Even for people who've bought mid-range phones in 2011 like the Sony Xperia Neo V and Samsung Galaxy W, the Titan is actually considered an upgrade bar the camera -- even if those phones originally costed more than 2 or 3 times the Titan's SRP. If you want to have a taste of the true Android experience, the Cherry Mobile Titan is a good place to start.
+ Massive 5.0" screen
+ 800x480 MVA panel dumps the competition in its price range
+ Dual-core Cortex A9 processor
+ Dual SIM
+ High capacity 2350 mAh battery
+ Good build quality
+ 6,499 Php only
- Terrible camera
- 512 MB of RAM only allows little multitasking since only a few apps can reside in the background
- Doesn't have a built-in stylus like the Galaxy Note
Given the 6,499 Php price, chances are you'll ignore the cons if you're upgrading to the Titan.
Official Cherry Mobile Titan W500 Specs
MediaTek MT6577 1GHz dual-core processor
PowerVR SGX531 GPU
5.0" capacitive touch panel (800 x 480, 187ppi), 16 million colors
4GB internal storage
up to 32GB via microSD
Up to 3G/HSPA+ 21Mbps
WiFi 802.11 b/g/n, WiFi hotspot
Bluetooth 2.1 with A2DP
GPS w/ aGPS support
5-megapixel rear camera with flash
VGA front-facing camera

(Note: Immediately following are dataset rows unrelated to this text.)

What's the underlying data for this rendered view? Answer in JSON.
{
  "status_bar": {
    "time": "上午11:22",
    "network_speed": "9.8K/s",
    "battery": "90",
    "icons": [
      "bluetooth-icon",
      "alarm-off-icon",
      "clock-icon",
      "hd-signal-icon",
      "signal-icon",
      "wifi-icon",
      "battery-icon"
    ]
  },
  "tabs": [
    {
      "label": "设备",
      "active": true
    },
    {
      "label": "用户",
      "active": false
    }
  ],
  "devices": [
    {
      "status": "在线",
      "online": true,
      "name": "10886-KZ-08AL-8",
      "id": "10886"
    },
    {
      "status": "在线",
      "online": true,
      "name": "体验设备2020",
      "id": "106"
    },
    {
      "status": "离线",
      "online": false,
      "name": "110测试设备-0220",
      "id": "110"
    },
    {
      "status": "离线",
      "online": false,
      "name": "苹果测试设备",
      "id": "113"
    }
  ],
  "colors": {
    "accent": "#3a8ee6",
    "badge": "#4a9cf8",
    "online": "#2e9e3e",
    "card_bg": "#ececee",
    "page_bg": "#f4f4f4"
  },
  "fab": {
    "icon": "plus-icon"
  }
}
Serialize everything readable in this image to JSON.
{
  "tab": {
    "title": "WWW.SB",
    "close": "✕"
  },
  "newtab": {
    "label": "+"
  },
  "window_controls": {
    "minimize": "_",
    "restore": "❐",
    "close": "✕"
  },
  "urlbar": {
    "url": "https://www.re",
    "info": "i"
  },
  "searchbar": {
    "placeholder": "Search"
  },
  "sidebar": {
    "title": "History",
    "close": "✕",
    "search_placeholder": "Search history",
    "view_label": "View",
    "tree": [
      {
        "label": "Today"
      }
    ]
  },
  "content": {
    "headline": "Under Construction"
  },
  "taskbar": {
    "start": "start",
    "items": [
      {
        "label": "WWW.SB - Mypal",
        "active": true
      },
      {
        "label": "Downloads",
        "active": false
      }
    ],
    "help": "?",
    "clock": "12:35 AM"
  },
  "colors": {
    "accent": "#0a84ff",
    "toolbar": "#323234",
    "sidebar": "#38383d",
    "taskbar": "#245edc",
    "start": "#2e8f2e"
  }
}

Android 4.0 Ice Cream Sandwich
205g with battery
SRP: Php 6,499.00
© 2012 Kyle Lopez-Vito